How to Handle a Bad Day in Photography: 5 Tips to Help You Pick Up the Pieces

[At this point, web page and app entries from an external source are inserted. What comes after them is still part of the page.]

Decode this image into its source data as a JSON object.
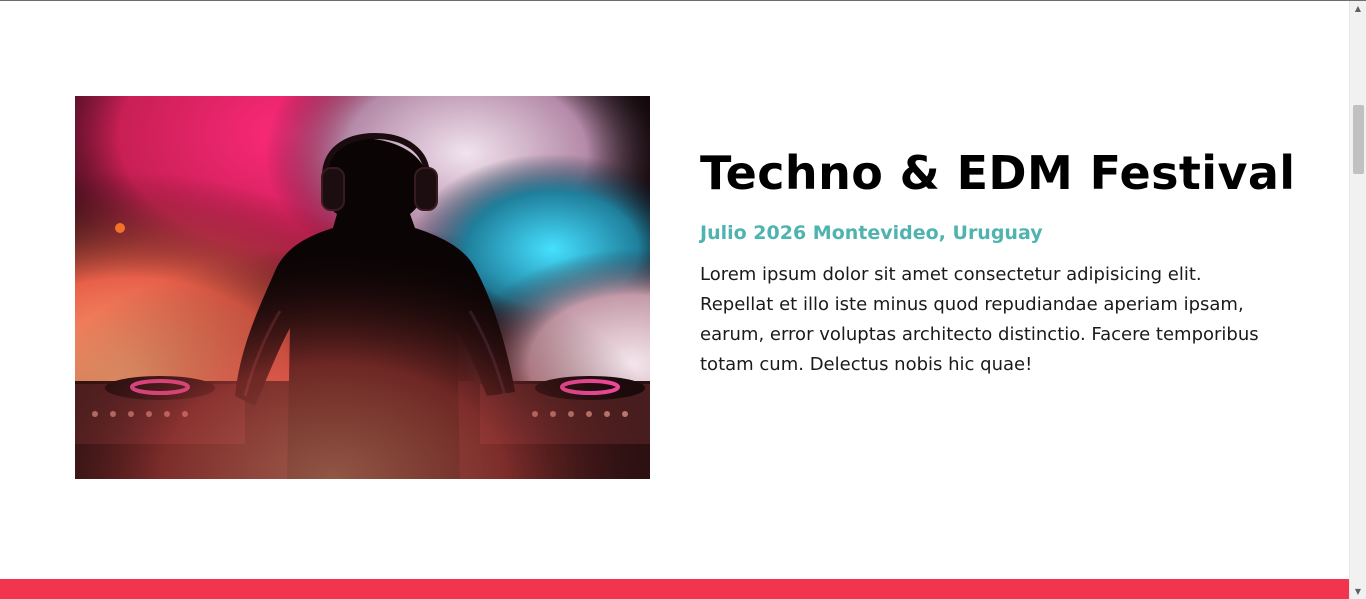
{
  "event": {
    "title": "Techno & EDM Festival",
    "subtitle": "Julio 2026 Montevideo, Uruguay",
    "description": "Lorem ipsum dolor sit amet consectetur adipisicing elit. Repellat et illo iste minus quod repudiandae aperiam ipsam, earum, error voluptas architecto distinctio. Facere temporibus totam cum. Delectus nobis hic quae!"
  },
  "colors": {
    "subtitle": "#4fb3b0",
    "footer_band": "#f2344f",
    "title": "#000000"
  },
  "scrollbar": {
    "up_icon": "▲",
    "down_icon": "▼"
  }
}
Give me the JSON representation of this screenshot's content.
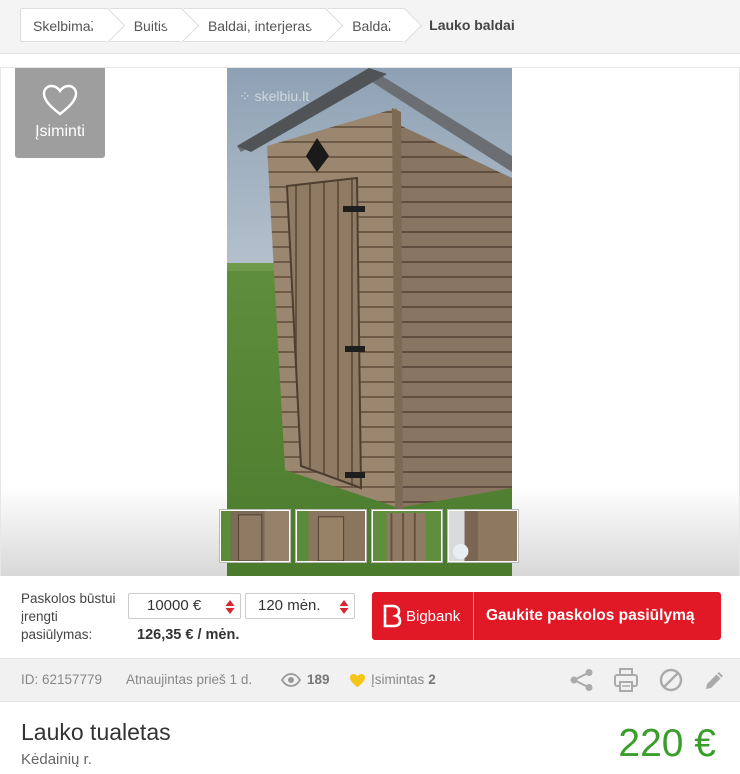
{
  "breadcrumb": {
    "items": [
      "Skelbimai",
      "Buitis",
      "Baldai, interjeras",
      "Baldai"
    ],
    "current": "Lauko baldai"
  },
  "gallery": {
    "save_label": "Įsiminti",
    "thumbnail_count": 4
  },
  "loan": {
    "label": "Paskolos būstui įrengti pasiūlymas:",
    "amount": "10000 €",
    "term": "120 mėn.",
    "monthly": "126,35 € / mėn.",
    "lender": "Bigbank",
    "cta": "Gaukite paskolos pasiūlymą"
  },
  "meta": {
    "id": "ID: 62157779",
    "updated": "Atnaujintas prieš 1 d.",
    "views": "189",
    "saved_label": "Įsimintas",
    "saved_count": "2"
  },
  "listing": {
    "title": "Lauko tualetas",
    "location": "Kėdainių r.",
    "price": "220 €"
  },
  "colors": {
    "bigbank": "#e11926",
    "price": "#3a9e2b",
    "save_button": "#9e9e9e"
  }
}
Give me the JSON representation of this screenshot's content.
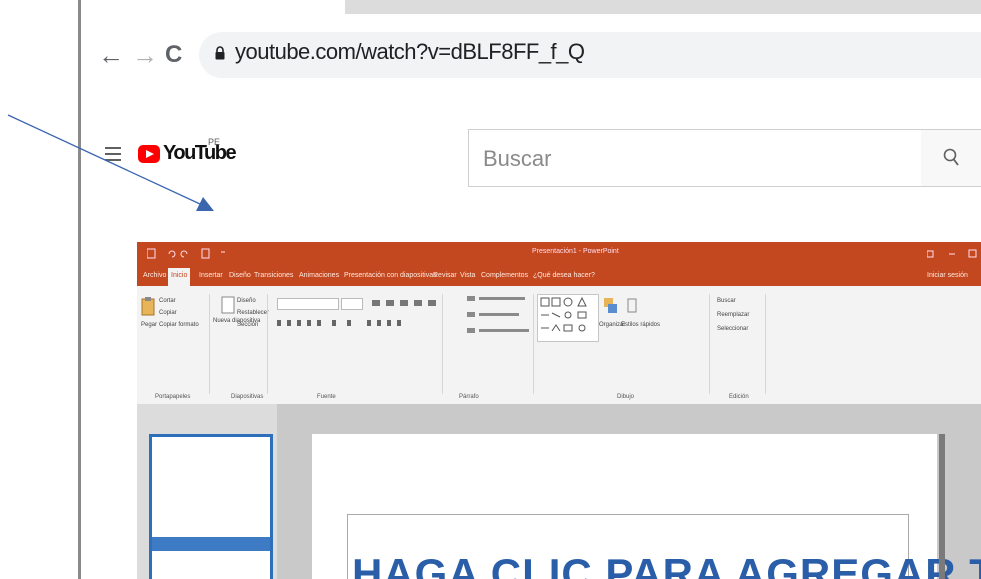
{
  "browser": {
    "back_label": "←",
    "forward_label": "→",
    "reload_label": "C",
    "url": "youtube.com/watch?v=dBLF8FF_f_Q"
  },
  "youtube": {
    "logo_word": "YouTube",
    "country_code": "PE",
    "search_placeholder": "Buscar"
  },
  "powerpoint": {
    "window_title": "Presentación1 - PowerPoint",
    "tabs": [
      "Archivo",
      "Inicio",
      "Insertar",
      "Diseño",
      "Transiciones",
      "Animaciones",
      "Presentación con diapositivas",
      "Revisar",
      "Vista",
      "Complementos",
      "¿Qué desea hacer?"
    ],
    "user_label": "Iniciar sesión",
    "ribbon_groups": [
      "Portapapeles",
      "Diapositivas",
      "Fuente",
      "Párrafo",
      "Dibujo",
      "Edición"
    ],
    "clipboard_items": [
      "Pegar",
      "Cortar",
      "Copiar",
      "Copiar formato"
    ],
    "slides_items": [
      "Nueva diapositiva",
      "Diseño",
      "Restablecer",
      "Sección"
    ],
    "editing_items": [
      "Buscar",
      "Reemplazar",
      "Seleccionar"
    ],
    "drawing_items": [
      "Organizar",
      "Estilos rápidos"
    ],
    "slide_title": "HAGA CLIC PARA AGREGAR TÍTULO"
  },
  "colors": {
    "ppt_orange": "#c4481f",
    "youtube_red": "#ff0000",
    "annotation_arrow": "#3a66b0"
  }
}
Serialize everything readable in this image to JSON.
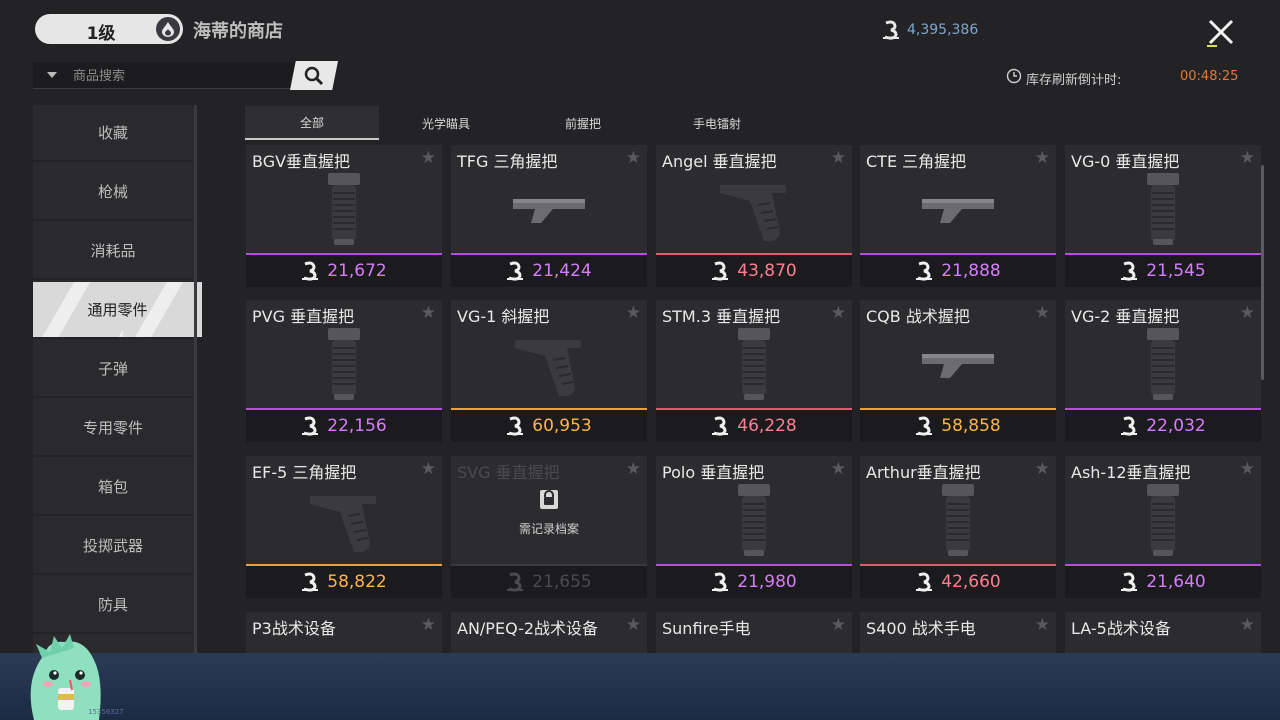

It happens. You’ve had a bad day. Maybe your photo didn’t turn out the way you hoped, or someone was less than kind to you. Whatever it is, it can leave us feeling deflated and defeated. As photographers, we spend countless hours working on our craft – so much that if something goes wrong, we tend to take it personally. But regardless of how personal an issue may be for us, there’s nothing productive about wallowing in self-pity and negativity. And that means, no matter how low you feel, there are ways to get back up and dust yourself off again! Here are five tips to help you pick up the pieces when a bad day in photography strikes. Take a break Photo disasters can leave us feeling super-frustrated, but that doesn’t have to mean you have to immediately try to bounce back. The best thing to do when you’re feeling down is to take a break from photography. We’re so used to constantly pushing ourselves to be better every single day that sometimes, it’s good to just step back and take stock of where you are and where you’re at. You might realize that you’ve been working harder than you need to or that you’ve been looking for outside validation for something that’s quite internal. Whatever it is, it’s important to take time to get your head straight again so you can return feeling re-energized and ready to face whatever challenges lie ahead! Know when to quit If someone had told you before you started your photography career that you’d have a bad day, it would’ve been a bad day. But in your mind, you’re like, “Surely it’s going to get better. And if it doesn’t, I’ll keep trying!” Well, chances are you’ve been trying for a while now, and it’s high time you choose to walk away. Bad days don’t magically go away; they just get worse. And while you may feel like you must keep going because you’re committed to your career, it’s important to remember that you are a human being first and foremost. If something is really draining you and affecting your quality of life, you need to take a step back and consider if that’s really worth it. Re-evaluate your approach When we’re feeling down, it can be tempting to blame other people or circumstances for our bad day. But the thing is, that’s what photographers do when things go wrong! We’ve all heard it said that the pictures don’t lie, but we often forget that the photographer’s approach plays a big part. You may be approaching a project in the wrong way or trying a certain style of photography that may not be for you. Maybe you’re planning a shoot that doesn’t make sense to you or that you’re not completely excited about. Maybe you’re even trying something that’s bad for you – like trying to take a specific kind of photo that inherently has things against it (such as a bad location, difficult subject, etc.). It may be that you need to re-evaluate your approach, so you don’t keep finding yourself with a bad day. Find a light side hustle You may be thinking, “But I love photography!” And that’s great! We all have to find ways to make a living while we pursue our passions. But before you get all upset and say, “I wish photography was just a hobby!” remember that there are many, many careers that you can enjoy as a hobby – and photography is just one of them. There are many things you can do to fill the time between client jobs that are light and fun to keep your mind off the negative – like taking up a new hobby, reading a book, or spending time with friends and family. Look for the silver lining When we’re experiencing a downer, it can often help to look for the silver lining. Maybe you’ve looked at your bad days from a broader perspective, and you realize that the majority of the time, they don’t actually affect you. Maybe you’ve realized that bad days happen to everyone, and they don’t really matter at all. Whatever it is, it can be helpful to look for a silver lining on a bad day. Bad days don’t have to be debilitating; they just have to be something we can learn from. It might be something you did well or something you were doing before you were ready to give up. It might be something you saw in a client’s photograph that you could use in your next shoot. It might be a piece of advice or just something that makes us all feel better about ourselves and our place in the world. Conclusion Bad days don’t have to mean that you have to give up on photography. In fact, you can use them as a chance to learn something new and better for your next project. And that’s the best thing about bad days - they don’t have to ruin your day or make you feel defeated. It’s all about finding the silver lining, re-evaluating your approach, and looking for the good in what’s happened. Whether you’ve had a bad day photography-wise or something else has been bothering you, know that you’re not alone. Everyone goes through rough patches, and they can be a precious opportunity to reflect, re-evaluate, and find a way forward once again.